━━ MATERIALS PROVIDED ━━

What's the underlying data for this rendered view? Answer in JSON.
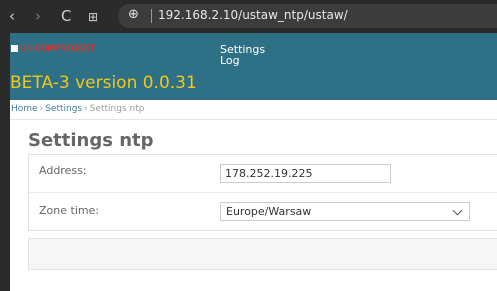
{
  "browser": {
    "back_glyph": "‹",
    "forward_glyph": "›",
    "reload_glyph": "C",
    "tabs_glyph": "⊞",
    "site_glyph": "⊕",
    "url": "192.168.2.10/ustaw_ntp/ustaw/"
  },
  "header": {
    "logo_text": "UNICOMPROJEKT",
    "menu": [
      "Settings",
      "Log"
    ],
    "version": "BETA-3 version 0.0.31",
    "background": "#2e7186",
    "version_color": "#f3c71b"
  },
  "breadcrumb": {
    "home": "Home",
    "settings": "Settings",
    "current": "Settings ntp",
    "sep": "›"
  },
  "form": {
    "title": "Settings ntp",
    "address_label": "Address:",
    "address_value": "178.252.19.225",
    "zone_label": "Zone time:",
    "zone_value": "Europe/Warsaw"
  }
}
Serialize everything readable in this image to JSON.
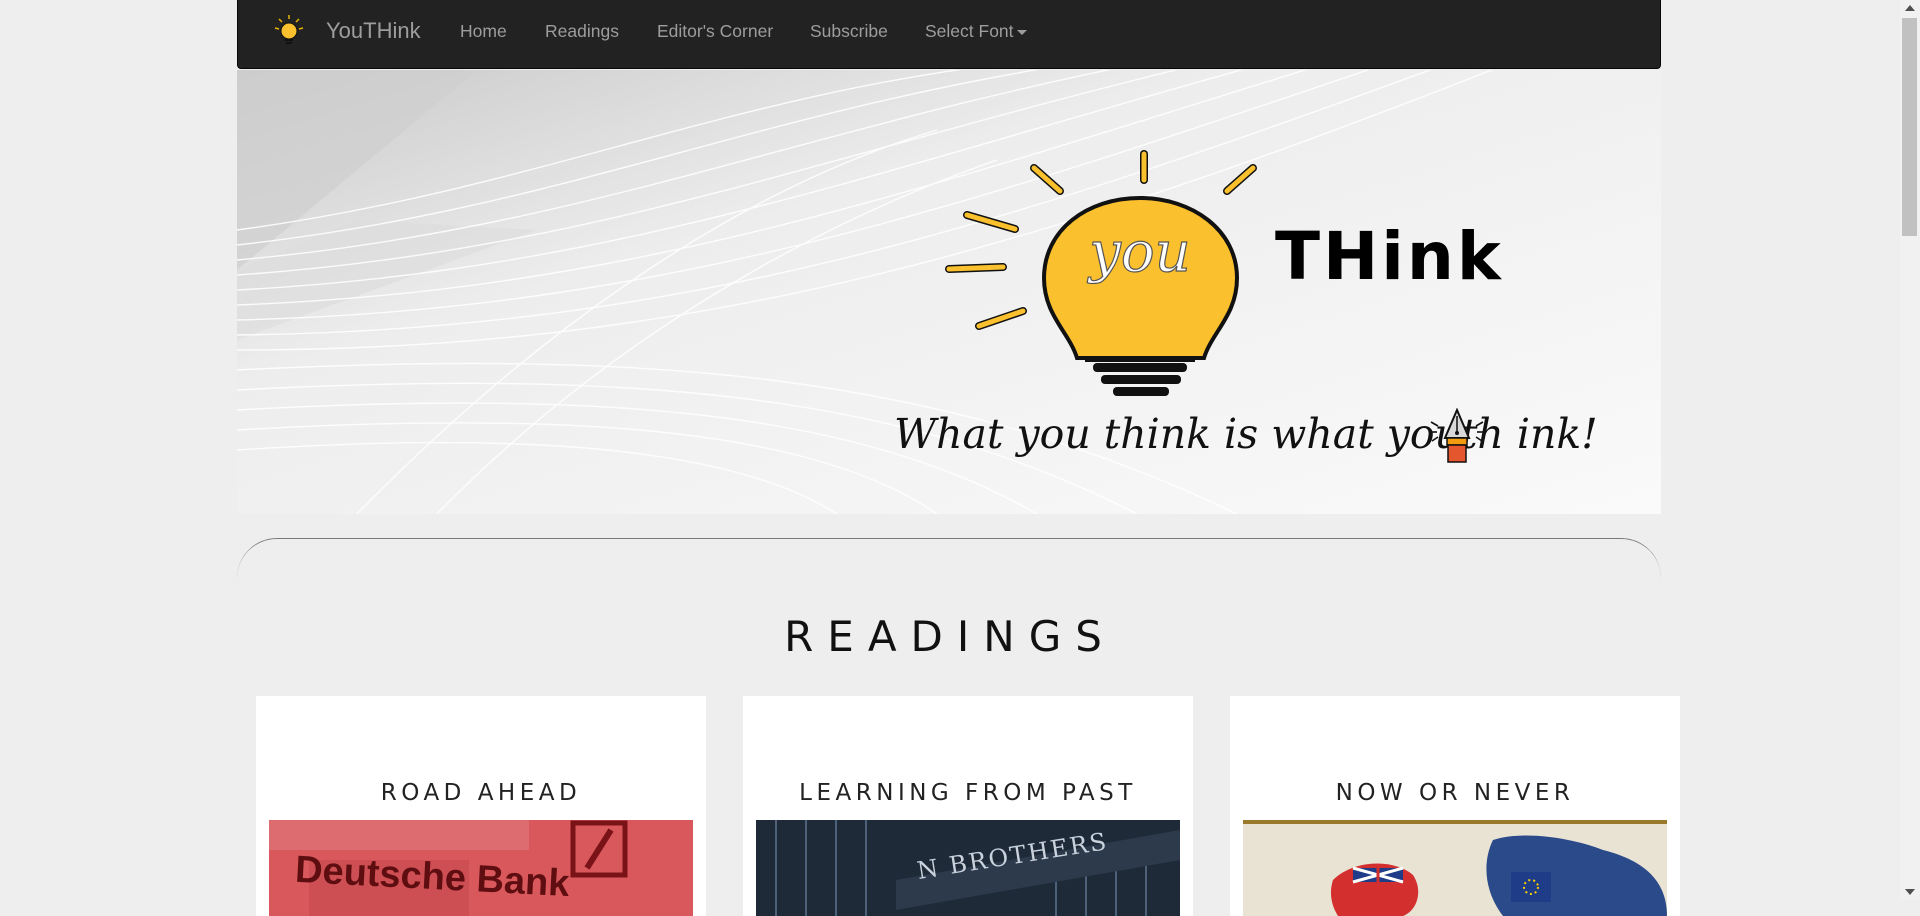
{
  "navbar": {
    "brand": "YouTHink",
    "items": [
      {
        "label": "Home"
      },
      {
        "label": "Readings"
      },
      {
        "label": "Editor's Corner"
      },
      {
        "label": "Subscribe"
      },
      {
        "label": "Select Font"
      }
    ]
  },
  "hero": {
    "logo_word_1": "you",
    "logo_word_2": "THink",
    "tagline": "What you think is what youth ink!"
  },
  "readings": {
    "title": "READINGS",
    "cards": [
      {
        "title": "ROAD AHEAD",
        "image_text": "Deutsche Bank"
      },
      {
        "title": "LEARNING FROM PAST",
        "image_text": "N BROTHERS"
      },
      {
        "title": "NOW OR NEVER",
        "image_text": ""
      }
    ]
  },
  "colors": {
    "navbar_bg": "#222222",
    "nav_text": "#9d9d9d",
    "bulb_yellow": "#fbc02d",
    "page_bg": "#eeeeee"
  },
  "icons": [
    "lightbulb-icon",
    "fountain-pen-icon",
    "caret-down-icon"
  ]
}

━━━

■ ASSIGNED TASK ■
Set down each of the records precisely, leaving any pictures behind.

■ EXERCISE RESPONSE ■
What's the underlying data for this rendered view? Answer in JSON.
{
  "browser": {
    "back_glyph": "‹",
    "forward_glyph": "›",
    "reload_glyph": "C",
    "tabs_glyph": "⊞",
    "site_glyph": "⊕",
    "url": "192.168.2.10/ustaw_ntp/ustaw/"
  },
  "header": {
    "logo_text": "UNICOMPROJEKT",
    "menu": [
      "Settings",
      "Log"
    ],
    "version": "BETA-3 version 0.0.31",
    "background": "#2e7186",
    "version_color": "#f3c71b"
  },
  "breadcrumb": {
    "home": "Home",
    "settings": "Settings",
    "current": "Settings ntp",
    "sep": "›"
  },
  "form": {
    "title": "Settings ntp",
    "address_label": "Address:",
    "address_value": "178.252.19.225",
    "zone_label": "Zone time:",
    "zone_value": "Europe/Warsaw"
  }
}
Serialize everything readable in this image to JSON.
{
  "navbar": {
    "brand": "YouTHink",
    "items": [
      {
        "label": "Home"
      },
      {
        "label": "Readings"
      },
      {
        "label": "Editor's Corner"
      },
      {
        "label": "Subscribe"
      },
      {
        "label": "Select Font"
      }
    ]
  },
  "hero": {
    "logo_word_1": "you",
    "logo_word_2": "THink",
    "tagline": "What you think is what youth ink!"
  },
  "readings": {
    "title": "READINGS",
    "cards": [
      {
        "title": "ROAD AHEAD",
        "image_text": "Deutsche Bank"
      },
      {
        "title": "LEARNING FROM PAST",
        "image_text": "N BROTHERS"
      },
      {
        "title": "NOW OR NEVER",
        "image_text": ""
      }
    ]
  },
  "colors": {
    "navbar_bg": "#222222",
    "nav_text": "#9d9d9d",
    "bulb_yellow": "#fbc02d",
    "page_bg": "#eeeeee"
  },
  "icons": [
    "lightbulb-icon",
    "fountain-pen-icon",
    "caret-down-icon"
  ]
}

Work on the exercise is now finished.